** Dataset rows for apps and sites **

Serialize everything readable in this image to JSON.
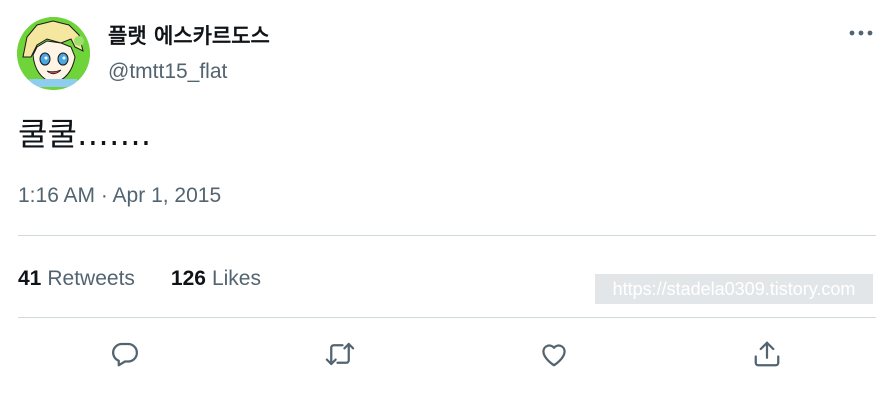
{
  "tweet": {
    "display_name": "플랫 에스카르도스",
    "handle": "@tmtt15_flat",
    "text": "쿨쿨…….",
    "timestamp": "1:16 AM · Apr 1, 2015"
  },
  "stats": {
    "retweets_count": "41",
    "retweets_label": "Retweets",
    "likes_count": "126",
    "likes_label": "Likes"
  },
  "watermark": "https://stadela0309.tistory.com",
  "icons": {
    "more": "more-horizontal-icon",
    "reply": "reply-icon",
    "retweet": "retweet-icon",
    "like": "like-icon",
    "share": "share-icon"
  },
  "colors": {
    "text_primary": "#0f1419",
    "text_secondary": "#536471",
    "divider": "#cfd9de",
    "icon": "#536471"
  }
}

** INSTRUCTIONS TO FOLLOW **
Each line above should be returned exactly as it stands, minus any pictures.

** WORKED SOLUTION **
Serialize everything readable in this image to JSON.
{
  "tweet": {
    "display_name": "플랫 에스카르도스",
    "handle": "@tmtt15_flat",
    "text": "쿨쿨…….",
    "timestamp": "1:16 AM · Apr 1, 2015"
  },
  "stats": {
    "retweets_count": "41",
    "retweets_label": "Retweets",
    "likes_count": "126",
    "likes_label": "Likes"
  },
  "watermark": "https://stadela0309.tistory.com",
  "icons": {
    "more": "more-horizontal-icon",
    "reply": "reply-icon",
    "retweet": "retweet-icon",
    "like": "like-icon",
    "share": "share-icon"
  },
  "colors": {
    "text_primary": "#0f1419",
    "text_secondary": "#536471",
    "divider": "#cfd9de",
    "icon": "#536471"
  }
}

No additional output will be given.